Jeff Bezos stepped down as Amazon’s CEO on Monday, exactly 27 years since he started the e-commerce giant during a garage in West Bellevue, Wash. Bezos is handing day-to-day duties to his longtime deputy Andy Jassy but will still hold considerable sway because the company’s executive chairman. Under Bezos, Amazon transformed itself from a web bookseller startup into the world’s largest online retailer. Bezos led the corporate safely through the dot-com bubble bursting within the early 2000s then launched a period of ruthless expansion, pushing its influence far beyond Internet commerce. Amazon now commands sizable businesses in grocery stores, cloud computing, smart devices, filmmaking, and even fashion brands.
Bezos, the richest man on the earth, told employees earlier this year that handing the reins to Jassy would allow him to specialize in other projects, like philanthropic pursuits addressing global climate change and his space exploration company Blue Origin (Bezos himself is getting to fly to the sting of space on a rocket built by the corporate in two weeks). Bezos will remain Amazon’s largest shareholder. “Jeff is basically not going anywhere,” Brian Olsavsky, Amazon’s chief treasurer, told reporters in February. “It’s more of a restructuring of who’s doing what.”
Jassy, who joined Amazon in 1997, had been the chief executive of Amazon Web Services, a cloud computing juggernaut that’s Amazon’s most profitable division and helps power large swaths of the web, including Netflix, Facebook, and Twitter.
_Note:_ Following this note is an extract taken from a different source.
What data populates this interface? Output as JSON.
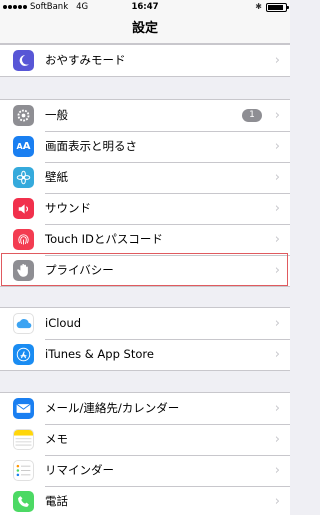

The transition arrives at a pivotal time for Amazon. The pandemic’s shift to remote work was a serious boon for the corporate, soaring profits as Americans confined reception shopped more online and demanded additional cloud computing resources. Those new fortunes, however, come during a flash of growing pressure. Amazon’s competitive practices are the topic of probes from Congress, the Department of Justice, the Federal Trade Commission, and regulators in Europe, as officialdom accuses the corporate of abusing its market dominance.
Amazon drivers and other workers have alleged mistreatment and complained about breakneck working conditions in Amazon factories. Brad Stone, a senior editor at Bloomberg News who has written two books about Amazon, said Bezos has an unusual gift for problem-solving and that specializes in many disparate issues directly, but empathy has never been his strength. Jassy has long seen Bezos as a mentor, but colleagues have said he’s more mild-mannered, soft-spoken, and less susceptible to angry outbursts, compared to Bezos. As Jassy takes over as CEO, one key challenge is going to be tamping down the rougher side of Amazon’s empire infusing the corporate what Stone calls a more humble image. “Jassy takes over at a critical time,” Stone told NPR. “He’s inheriting not just the tremendous success but all the luggage that comes with it,” Stone added that having Jassy at the helm could also be aimed toward changing perceptions of Amazon, a corporation that has become an inescapable part of lifestyle but one the author says elicits mixed feelings. “I think Jassy has got to quite make Amazon a more empathetic company, a friendlier company,” Stone said. “He has got to find Amazon’s heart.”